Is it really fair to call a band a “Super Group” when it is made up of members from under the radar outfits like Dawes, Delta Spirit and Deer Tick? I think, by definition, that the group would be considered a “Super Group,” but is there really anything super about it? How many have even heard of Dawes or Delta Spirit? Either way, the “super” group I am referring to is Middle Brother, composed of John J. McCauley III (Deer Tick), Taylor Goldsmith (Dawes), and Matt Vasquez (Delta Spirit). They released their first album earlier this year and gave me my first exposure to McCauley and his band, Deer Tick. I was particularly fond of the Middle Brother album, finding it to be folksy and cutting, but emotional and aural all at the same time. It might be a little unfair of me to expect the same sort of artisan from Divine Providence (their recently released album), but I had nothing else to base it off of. In an era of music when we have Deerhunter, the Dear Hunter, and Deer Tick (two of which from Providence, Rhode Island?), you have to find a way to differentiate yourself.
I don’t really remember any point on the Middle Brother album where the lead singer (all three of them took turns) screamed at me. It’s not that I’m opposed to being screamed at; if you want to play thrash metal, then I’m all for it. McCauley chooses to go that route pretty consistently throughout the album. I don’t mind it so much on the honkey tonk rouser, “The Bump,” which flirts with being a parody, but stays consistently fun throughout. By the fifth minute of “Funny Word,” however, I’m ready for him to ease up just a little bit and try singing for a little change of pace. It all factors in to this persona that McCauley is trying to create for himself on these tracks; a loud, vulgar, beer drankin’ scream sangin’ bro. It may be McCauley’s way of living vicariously through some character, but it is incredibly off putting on the albums.
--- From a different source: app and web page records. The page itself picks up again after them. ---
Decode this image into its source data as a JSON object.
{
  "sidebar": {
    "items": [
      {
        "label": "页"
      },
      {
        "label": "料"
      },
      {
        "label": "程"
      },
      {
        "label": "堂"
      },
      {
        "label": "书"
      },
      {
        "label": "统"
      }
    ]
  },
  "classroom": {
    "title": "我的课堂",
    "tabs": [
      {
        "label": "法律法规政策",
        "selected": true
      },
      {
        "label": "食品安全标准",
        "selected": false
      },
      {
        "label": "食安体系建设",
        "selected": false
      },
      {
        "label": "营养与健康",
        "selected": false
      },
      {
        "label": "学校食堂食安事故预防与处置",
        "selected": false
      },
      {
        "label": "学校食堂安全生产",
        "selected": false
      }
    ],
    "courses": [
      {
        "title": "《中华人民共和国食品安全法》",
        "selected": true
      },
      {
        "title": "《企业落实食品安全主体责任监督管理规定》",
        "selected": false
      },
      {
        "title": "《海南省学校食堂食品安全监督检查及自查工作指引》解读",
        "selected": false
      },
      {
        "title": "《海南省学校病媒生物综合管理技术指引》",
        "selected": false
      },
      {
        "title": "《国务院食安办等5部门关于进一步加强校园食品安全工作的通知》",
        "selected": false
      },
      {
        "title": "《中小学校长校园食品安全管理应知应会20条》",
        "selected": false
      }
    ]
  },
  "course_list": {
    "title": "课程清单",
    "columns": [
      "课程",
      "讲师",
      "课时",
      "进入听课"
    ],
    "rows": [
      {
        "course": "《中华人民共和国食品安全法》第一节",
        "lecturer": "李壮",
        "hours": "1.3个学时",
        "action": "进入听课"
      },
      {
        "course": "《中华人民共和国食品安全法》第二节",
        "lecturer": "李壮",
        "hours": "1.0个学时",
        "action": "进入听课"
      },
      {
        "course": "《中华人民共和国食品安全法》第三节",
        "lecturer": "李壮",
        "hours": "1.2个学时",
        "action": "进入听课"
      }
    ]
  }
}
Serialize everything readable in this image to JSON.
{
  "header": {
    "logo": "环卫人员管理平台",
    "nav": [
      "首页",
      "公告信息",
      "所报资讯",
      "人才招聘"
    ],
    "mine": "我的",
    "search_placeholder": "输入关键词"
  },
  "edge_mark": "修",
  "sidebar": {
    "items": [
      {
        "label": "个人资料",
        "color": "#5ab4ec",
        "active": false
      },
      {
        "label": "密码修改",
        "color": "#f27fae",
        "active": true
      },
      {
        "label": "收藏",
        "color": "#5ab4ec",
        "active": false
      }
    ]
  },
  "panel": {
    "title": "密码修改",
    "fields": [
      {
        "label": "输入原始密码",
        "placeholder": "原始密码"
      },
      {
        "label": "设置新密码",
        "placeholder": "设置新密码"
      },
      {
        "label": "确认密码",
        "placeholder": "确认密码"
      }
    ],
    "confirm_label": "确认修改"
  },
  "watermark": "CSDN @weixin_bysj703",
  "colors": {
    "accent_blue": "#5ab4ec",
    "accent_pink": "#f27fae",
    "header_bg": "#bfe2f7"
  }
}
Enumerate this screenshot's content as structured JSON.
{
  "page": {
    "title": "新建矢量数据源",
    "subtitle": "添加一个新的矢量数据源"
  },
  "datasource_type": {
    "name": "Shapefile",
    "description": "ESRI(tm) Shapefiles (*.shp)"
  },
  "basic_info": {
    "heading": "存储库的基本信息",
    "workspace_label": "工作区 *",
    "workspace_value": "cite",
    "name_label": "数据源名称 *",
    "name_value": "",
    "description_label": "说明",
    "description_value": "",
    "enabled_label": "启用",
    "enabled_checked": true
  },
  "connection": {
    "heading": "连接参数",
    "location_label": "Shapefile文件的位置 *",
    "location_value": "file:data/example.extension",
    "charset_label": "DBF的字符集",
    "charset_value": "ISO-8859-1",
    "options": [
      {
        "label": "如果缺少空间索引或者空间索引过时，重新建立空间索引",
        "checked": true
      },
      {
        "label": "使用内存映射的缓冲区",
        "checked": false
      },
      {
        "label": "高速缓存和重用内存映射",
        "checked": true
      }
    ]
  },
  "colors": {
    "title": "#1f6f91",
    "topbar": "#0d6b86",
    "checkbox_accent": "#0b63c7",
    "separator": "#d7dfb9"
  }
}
The album title itself is a pun for their hometown of Providence. You can see in virtually every song that the songs are all done in homage to their roots. While I like the concept of writing about something as personal and important to you as your hometown, I just always feel like I’m on the outside looking in with this one. Perhaps there are subtle references to Providence that I don’t recognize, but all of the lyrics seem like they could be about any city in the world. “Main Street” is the primary example of this. Let’s just say I can’t visualize a single detail of a Providence neighborhood with duds like, “Main Street seems so lonely now.” I also am definitely not getting any warm nostalgia for my hometown with poetry like, “A selfish sense of bitch.” If it were actually McCauley expressing himself in these lines, I don’t think it would bother me so much. I just feel like he’s trying to be brash and coming off like (to quote the opening monologue of “Funny Word”) a “fucking douchebag.”
Deer Tick has been praised for very little, but one comment they often receive is for their work ethic. Since 2007, they have released four full-length LPs. That’s a Beatles-paced production rate. It is just a little sad if the highest compliment people give you is for how quickly you release your music. I think they should probably take a little while to craft their next outing before just recording everything that pops into their heads (which it seems like they did) and screaming it at me for eleven tracks.